**What needs to be done**:
Every line of the material must be written out again unchanged.

**Data provided**:
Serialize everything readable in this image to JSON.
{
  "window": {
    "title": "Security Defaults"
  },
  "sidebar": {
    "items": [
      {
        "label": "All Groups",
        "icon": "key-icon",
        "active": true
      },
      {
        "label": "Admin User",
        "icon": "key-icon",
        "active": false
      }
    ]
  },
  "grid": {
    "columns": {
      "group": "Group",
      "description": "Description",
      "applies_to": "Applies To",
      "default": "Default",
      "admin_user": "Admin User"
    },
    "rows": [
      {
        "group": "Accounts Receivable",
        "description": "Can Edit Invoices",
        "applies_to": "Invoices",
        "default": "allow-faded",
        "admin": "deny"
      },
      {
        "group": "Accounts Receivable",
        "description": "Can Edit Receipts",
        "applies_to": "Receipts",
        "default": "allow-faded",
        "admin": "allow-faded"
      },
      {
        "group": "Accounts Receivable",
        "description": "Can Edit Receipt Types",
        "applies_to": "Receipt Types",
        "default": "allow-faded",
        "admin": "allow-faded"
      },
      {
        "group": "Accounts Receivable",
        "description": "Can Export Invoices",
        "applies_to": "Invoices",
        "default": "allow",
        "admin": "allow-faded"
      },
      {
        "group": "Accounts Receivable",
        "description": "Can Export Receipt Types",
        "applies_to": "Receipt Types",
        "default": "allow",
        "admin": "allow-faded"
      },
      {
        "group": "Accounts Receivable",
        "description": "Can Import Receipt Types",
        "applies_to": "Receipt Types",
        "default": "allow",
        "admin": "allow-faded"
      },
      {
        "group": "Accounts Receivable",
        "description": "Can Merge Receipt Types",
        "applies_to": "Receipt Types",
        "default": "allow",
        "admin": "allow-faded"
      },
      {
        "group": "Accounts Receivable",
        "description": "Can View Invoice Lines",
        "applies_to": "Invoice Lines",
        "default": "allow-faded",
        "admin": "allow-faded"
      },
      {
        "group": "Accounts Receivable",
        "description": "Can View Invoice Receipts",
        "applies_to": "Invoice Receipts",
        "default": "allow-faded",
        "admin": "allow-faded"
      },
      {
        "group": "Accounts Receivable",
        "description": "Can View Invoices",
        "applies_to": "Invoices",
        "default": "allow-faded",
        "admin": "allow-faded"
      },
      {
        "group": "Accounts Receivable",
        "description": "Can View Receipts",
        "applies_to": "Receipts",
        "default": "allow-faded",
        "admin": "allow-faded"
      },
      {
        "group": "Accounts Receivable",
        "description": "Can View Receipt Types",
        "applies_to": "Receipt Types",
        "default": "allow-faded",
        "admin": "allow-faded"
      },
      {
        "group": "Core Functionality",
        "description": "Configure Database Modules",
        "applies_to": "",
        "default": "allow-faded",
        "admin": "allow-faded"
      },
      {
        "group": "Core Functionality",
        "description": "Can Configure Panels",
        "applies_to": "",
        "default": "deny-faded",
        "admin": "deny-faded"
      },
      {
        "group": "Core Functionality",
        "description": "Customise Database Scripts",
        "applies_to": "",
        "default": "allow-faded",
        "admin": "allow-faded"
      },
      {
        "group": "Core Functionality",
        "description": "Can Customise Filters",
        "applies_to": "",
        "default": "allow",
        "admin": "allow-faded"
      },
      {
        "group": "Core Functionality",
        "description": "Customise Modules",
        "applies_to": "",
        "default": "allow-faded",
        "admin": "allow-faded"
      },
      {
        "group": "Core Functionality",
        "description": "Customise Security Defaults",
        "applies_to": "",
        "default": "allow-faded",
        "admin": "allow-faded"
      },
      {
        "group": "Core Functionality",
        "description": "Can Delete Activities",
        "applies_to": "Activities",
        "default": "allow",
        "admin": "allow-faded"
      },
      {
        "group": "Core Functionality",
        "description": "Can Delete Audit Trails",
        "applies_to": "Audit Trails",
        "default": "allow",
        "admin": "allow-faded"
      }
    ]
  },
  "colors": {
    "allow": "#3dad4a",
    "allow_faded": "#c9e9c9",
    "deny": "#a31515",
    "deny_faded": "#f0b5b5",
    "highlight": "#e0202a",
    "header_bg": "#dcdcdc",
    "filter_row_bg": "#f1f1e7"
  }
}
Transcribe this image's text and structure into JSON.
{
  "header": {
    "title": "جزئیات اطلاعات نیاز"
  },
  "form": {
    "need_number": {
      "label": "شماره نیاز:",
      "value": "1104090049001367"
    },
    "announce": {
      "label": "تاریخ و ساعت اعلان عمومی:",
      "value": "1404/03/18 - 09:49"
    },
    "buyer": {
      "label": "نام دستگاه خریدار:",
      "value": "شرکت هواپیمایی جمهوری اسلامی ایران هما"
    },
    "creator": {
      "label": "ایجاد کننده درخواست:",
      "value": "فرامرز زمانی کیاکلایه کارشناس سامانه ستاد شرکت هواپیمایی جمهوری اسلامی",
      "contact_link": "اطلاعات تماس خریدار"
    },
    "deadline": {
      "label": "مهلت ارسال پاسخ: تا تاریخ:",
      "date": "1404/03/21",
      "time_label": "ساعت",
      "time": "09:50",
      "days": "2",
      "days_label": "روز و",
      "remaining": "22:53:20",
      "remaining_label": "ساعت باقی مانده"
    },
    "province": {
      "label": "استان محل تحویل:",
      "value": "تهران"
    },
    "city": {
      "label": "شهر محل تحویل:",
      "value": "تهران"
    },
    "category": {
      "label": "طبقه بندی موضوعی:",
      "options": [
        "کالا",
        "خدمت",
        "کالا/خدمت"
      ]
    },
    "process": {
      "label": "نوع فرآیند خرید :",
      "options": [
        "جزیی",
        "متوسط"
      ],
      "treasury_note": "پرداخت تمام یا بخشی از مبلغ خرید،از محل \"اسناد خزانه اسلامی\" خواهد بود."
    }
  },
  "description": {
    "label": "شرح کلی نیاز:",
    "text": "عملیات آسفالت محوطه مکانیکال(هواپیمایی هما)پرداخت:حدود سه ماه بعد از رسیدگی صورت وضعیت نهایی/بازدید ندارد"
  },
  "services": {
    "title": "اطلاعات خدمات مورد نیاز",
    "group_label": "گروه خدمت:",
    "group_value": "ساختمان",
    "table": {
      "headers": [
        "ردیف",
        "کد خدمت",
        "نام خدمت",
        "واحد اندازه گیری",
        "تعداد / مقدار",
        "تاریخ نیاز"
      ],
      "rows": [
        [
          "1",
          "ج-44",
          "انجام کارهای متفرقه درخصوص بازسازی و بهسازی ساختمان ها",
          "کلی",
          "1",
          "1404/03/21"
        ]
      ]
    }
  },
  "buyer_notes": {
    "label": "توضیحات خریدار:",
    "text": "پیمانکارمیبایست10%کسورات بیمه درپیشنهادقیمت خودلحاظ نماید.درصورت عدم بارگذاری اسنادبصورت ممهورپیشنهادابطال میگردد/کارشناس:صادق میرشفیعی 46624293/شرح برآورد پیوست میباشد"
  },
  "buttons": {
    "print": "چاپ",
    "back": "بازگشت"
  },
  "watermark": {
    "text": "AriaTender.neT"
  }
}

**Task solution**:
Serialize everything readable in this image to JSON.
{
  "window": {
    "title": "Security Defaults"
  },
  "sidebar": {
    "items": [
      {
        "label": "All Groups",
        "icon": "key-icon",
        "active": true
      },
      {
        "label": "Admin User",
        "icon": "key-icon",
        "active": false
      }
    ]
  },
  "grid": {
    "columns": {
      "group": "Group",
      "description": "Description",
      "applies_to": "Applies To",
      "default": "Default",
      "admin_user": "Admin User"
    },
    "rows": [
      {
        "group": "Accounts Receivable",
        "description": "Can Edit Invoices",
        "applies_to": "Invoices",
        "default": "allow-faded",
        "admin": "deny"
      },
      {
        "group": "Accounts Receivable",
        "description": "Can Edit Receipts",
        "applies_to": "Receipts",
        "default": "allow-faded",
        "admin": "allow-faded"
      },
      {
        "group": "Accounts Receivable",
        "description": "Can Edit Receipt Types",
        "applies_to": "Receipt Types",
        "default": "allow-faded",
        "admin": "allow-faded"
      },
      {
        "group": "Accounts Receivable",
        "description": "Can Export Invoices",
        "applies_to": "Invoices",
        "default": "allow",
        "admin": "allow-faded"
      },
      {
        "group": "Accounts Receivable",
        "description": "Can Export Receipt Types",
        "applies_to": "Receipt Types",
        "default": "allow",
        "admin": "allow-faded"
      },
      {
        "group": "Accounts Receivable",
        "description": "Can Import Receipt Types",
        "applies_to": "Receipt Types",
        "default": "allow",
        "admin": "allow-faded"
      },
      {
        "group": "Accounts Receivable",
        "description": "Can Merge Receipt Types",
        "applies_to": "Receipt Types",
        "default": "allow",
        "admin": "allow-faded"
      },
      {
        "group": "Accounts Receivable",
        "description": "Can View Invoice Lines",
        "applies_to": "Invoice Lines",
        "default": "allow-faded",
        "admin": "allow-faded"
      },
      {
        "group": "Accounts Receivable",
        "description": "Can View Invoice Receipts",
        "applies_to": "Invoice Receipts",
        "default": "allow-faded",
        "admin": "allow-faded"
      },
      {
        "group": "Accounts Receivable",
        "description": "Can View Invoices",
        "applies_to": "Invoices",
        "default": "allow-faded",
        "admin": "allow-faded"
      },
      {
        "group": "Accounts Receivable",
        "description": "Can View Receipts",
        "applies_to": "Receipts",
        "default": "allow-faded",
        "admin": "allow-faded"
      },
      {
        "group": "Accounts Receivable",
        "description": "Can View Receipt Types",
        "applies_to": "Receipt Types",
        "default": "allow-faded",
        "admin": "allow-faded"
      },
      {
        "group": "Core Functionality",
        "description": "Configure Database Modules",
        "applies_to": "",
        "default": "allow-faded",
        "admin": "allow-faded"
      },
      {
        "group": "Core Functionality",
        "description": "Can Configure Panels",
        "applies_to": "",
        "default": "deny-faded",
        "admin": "deny-faded"
      },
      {
        "group": "Core Functionality",
        "description": "Customise Database Scripts",
        "applies_to": "",
        "default": "allow-faded",
        "admin": "allow-faded"
      },
      {
        "group": "Core Functionality",
        "description": "Can Customise Filters",
        "applies_to": "",
        "default": "allow",
        "admin": "allow-faded"
      },
      {
        "group": "Core Functionality",
        "description": "Customise Modules",
        "applies_to": "",
        "default": "allow-faded",
        "admin": "allow-faded"
      },
      {
        "group": "Core Functionality",
        "description": "Customise Security Defaults",
        "applies_to": "",
        "default": "allow-faded",
        "admin": "allow-faded"
      },
      {
        "group": "Core Functionality",
        "description": "Can Delete Activities",
        "applies_to": "Activities",
        "default": "allow",
        "admin": "allow-faded"
      },
      {
        "group": "Core Functionality",
        "description": "Can Delete Audit Trails",
        "applies_to": "Audit Trails",
        "default": "allow",
        "admin": "allow-faded"
      }
    ]
  },
  "colors": {
    "allow": "#3dad4a",
    "allow_faded": "#c9e9c9",
    "deny": "#a31515",
    "deny_faded": "#f0b5b5",
    "highlight": "#e0202a",
    "header_bg": "#dcdcdc",
    "filter_row_bg": "#f1f1e7"
  }
}
Transcribe this image's text and structure into JSON.
{
  "header": {
    "title": "جزئیات اطلاعات نیاز"
  },
  "form": {
    "need_number": {
      "label": "شماره نیاز:",
      "value": "1104090049001367"
    },
    "announce": {
      "label": "تاریخ و ساعت اعلان عمومی:",
      "value": "1404/03/18 - 09:49"
    },
    "buyer": {
      "label": "نام دستگاه خریدار:",
      "value": "شرکت هواپیمایی جمهوری اسلامی ایران هما"
    },
    "creator": {
      "label": "ایجاد کننده درخواست:",
      "value": "فرامرز زمانی کیاکلایه کارشناس سامانه ستاد شرکت هواپیمایی جمهوری اسلامی",
      "contact_link": "اطلاعات تماس خریدار"
    },
    "deadline": {
      "label": "مهلت ارسال پاسخ: تا تاریخ:",
      "date": "1404/03/21",
      "time_label": "ساعت",
      "time": "09:50",
      "days": "2",
      "days_label": "روز و",
      "remaining": "22:53:20",
      "remaining_label": "ساعت باقی مانده"
    },
    "province": {
      "label": "استان محل تحویل:",
      "value": "تهران"
    },
    "city": {
      "label": "شهر محل تحویل:",
      "value": "تهران"
    },
    "category": {
      "label": "طبقه بندی موضوعی:",
      "options": [
        "کالا",
        "خدمت",
        "کالا/خدمت"
      ]
    },
    "process": {
      "label": "نوع فرآیند خرید :",
      "options": [
        "جزیی",
        "متوسط"
      ],
      "treasury_note": "پرداخت تمام یا بخشی از مبلغ خرید،از محل \"اسناد خزانه اسلامی\" خواهد بود."
    }
  },
  "description": {
    "label": "شرح کلی نیاز:",
    "text": "عملیات آسفالت محوطه مکانیکال(هواپیمایی هما)پرداخت:حدود سه ماه بعد از رسیدگی صورت وضعیت نهایی/بازدید ندارد"
  },
  "services": {
    "title": "اطلاعات خدمات مورد نیاز",
    "group_label": "گروه خدمت:",
    "group_value": "ساختمان",
    "table": {
      "headers": [
        "ردیف",
        "کد خدمت",
        "نام خدمت",
        "واحد اندازه گیری",
        "تعداد / مقدار",
        "تاریخ نیاز"
      ],
      "rows": [
        [
          "1",
          "ج-44",
          "انجام کارهای متفرقه درخصوص بازسازی و بهسازی ساختمان ها",
          "کلی",
          "1",
          "1404/03/21"
        ]
      ]
    }
  },
  "buyer_notes": {
    "label": "توضیحات خریدار:",
    "text": "پیمانکارمیبایست10%کسورات بیمه درپیشنهادقیمت خودلحاظ نماید.درصورت عدم بارگذاری اسنادبصورت ممهورپیشنهادابطال میگردد/کارشناس:صادق میرشفیعی 46624293/شرح برآورد پیوست میباشد"
  },
  "buttons": {
    "print": "چاپ",
    "back": "بازگشت"
  },
  "watermark": {
    "text": "AriaTender.neT"
  }
}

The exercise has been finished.